→ **WORK REQUEST**: When you return the data, keep every line exactly as it is and leave out the pictures.

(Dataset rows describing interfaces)
=== Begin Enclosure ===

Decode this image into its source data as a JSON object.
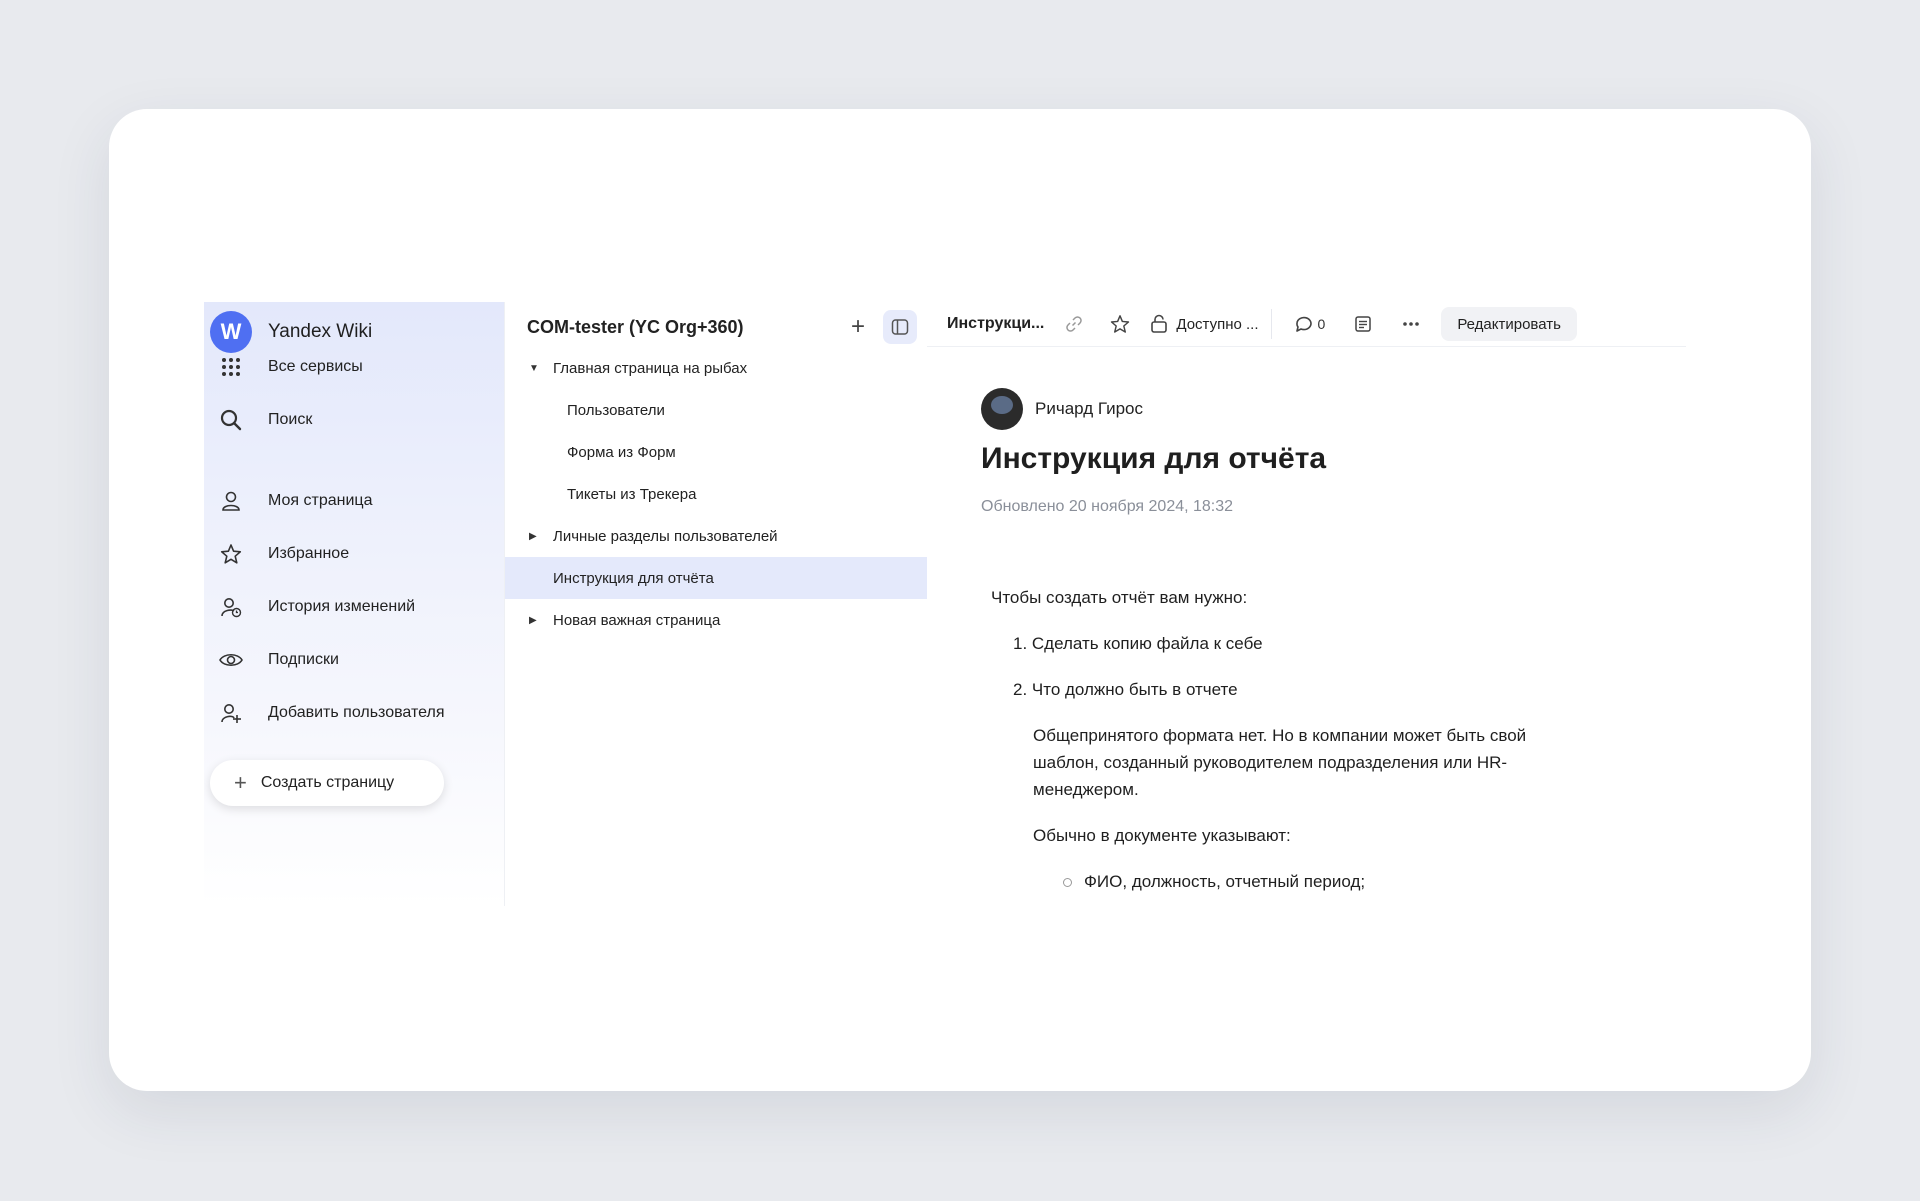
{
  "brand": {
    "logo_letter": "W",
    "name": "Yandex Wiki"
  },
  "sidebar": {
    "items": [
      {
        "label": "Все сервисы",
        "icon": "grid-icon"
      },
      {
        "label": "Поиск",
        "icon": "search-icon"
      },
      {
        "label": "Моя страница",
        "icon": "user-icon"
      },
      {
        "label": "Избранное",
        "icon": "star-icon"
      },
      {
        "label": "История изменений",
        "icon": "user-history-icon"
      },
      {
        "label": "Подписки",
        "icon": "eye-icon"
      },
      {
        "label": "Добавить пользователя",
        "icon": "user-add-icon"
      }
    ],
    "create_label": "Создать страницу"
  },
  "tree": {
    "title": "COM-tester (YC Org+360)",
    "items": [
      {
        "label": "Главная страница на рыбах",
        "caret": "▼"
      },
      {
        "label": "Пользователи"
      },
      {
        "label": "Форма из Форм"
      },
      {
        "label": "Тикеты из Трекера"
      },
      {
        "label": "Личные разделы пользователей",
        "caret": "▶"
      },
      {
        "label": "Инструкция для отчёта",
        "selected": true
      },
      {
        "label": "Новая важная страница",
        "caret": "▶"
      }
    ]
  },
  "toolbar": {
    "crumb": "Инструкци...",
    "access_label": "Доступно ...",
    "comments_count": "0",
    "edit_label": "Редактировать"
  },
  "page": {
    "author": "Ричард Гирос",
    "title": "Инструкция для отчёта",
    "updated": "Обновлено 20 ноября 2024, 18:32",
    "intro": "Чтобы создать отчёт вам нужно:",
    "list": [
      "1. Сделать копию файла к себе",
      "2. Что должно быть в отчете"
    ],
    "para1_line1": "Общепринятого формата нет. Но в компании может быть свой",
    "para1_line2": "шаблон, созданный руководителем подразделения или HR-",
    "para1_line3": "менеджером.",
    "para2": "Обычно в документе указывают:",
    "bullet1": "ФИО, должность, отчетный период;"
  },
  "colors": {
    "accent": "#4f6ff2",
    "selected_bg": "#e4e9fb",
    "muted": "#8a8f99"
  }
}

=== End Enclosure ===

→ **FINISHED EXERCISE**:
Decode this image into its source data as a JSON object.
{
  "brand": {
    "logo_letter": "W",
    "name": "Yandex Wiki"
  },
  "sidebar": {
    "items": [
      {
        "label": "Все сервисы",
        "icon": "grid-icon"
      },
      {
        "label": "Поиск",
        "icon": "search-icon"
      },
      {
        "label": "Моя страница",
        "icon": "user-icon"
      },
      {
        "label": "Избранное",
        "icon": "star-icon"
      },
      {
        "label": "История изменений",
        "icon": "user-history-icon"
      },
      {
        "label": "Подписки",
        "icon": "eye-icon"
      },
      {
        "label": "Добавить пользователя",
        "icon": "user-add-icon"
      }
    ],
    "create_label": "Создать страницу"
  },
  "tree": {
    "title": "COM-tester (YC Org+360)",
    "items": [
      {
        "label": "Главная страница на рыбах",
        "caret": "▼"
      },
      {
        "label": "Пользователи"
      },
      {
        "label": "Форма из Форм"
      },
      {
        "label": "Тикеты из Трекера"
      },
      {
        "label": "Личные разделы пользователей",
        "caret": "▶"
      },
      {
        "label": "Инструкция для отчёта",
        "selected": true
      },
      {
        "label": "Новая важная страница",
        "caret": "▶"
      }
    ]
  },
  "toolbar": {
    "crumb": "Инструкци...",
    "access_label": "Доступно ...",
    "comments_count": "0",
    "edit_label": "Редактировать"
  },
  "page": {
    "author": "Ричард Гирос",
    "title": "Инструкция для отчёта",
    "updated": "Обновлено 20 ноября 2024, 18:32",
    "intro": "Чтобы создать отчёт вам нужно:",
    "list": [
      "1. Сделать копию файла к себе",
      "2. Что должно быть в отчете"
    ],
    "para1_line1": "Общепринятого формата нет. Но в компании может быть свой",
    "para1_line2": "шаблон, созданный руководителем подразделения или HR-",
    "para1_line3": "менеджером.",
    "para2": "Обычно в документе указывают:",
    "bullet1": "ФИО, должность, отчетный период;"
  },
  "colors": {
    "accent": "#4f6ff2",
    "selected_bg": "#e4e9fb",
    "muted": "#8a8f99"
  }
}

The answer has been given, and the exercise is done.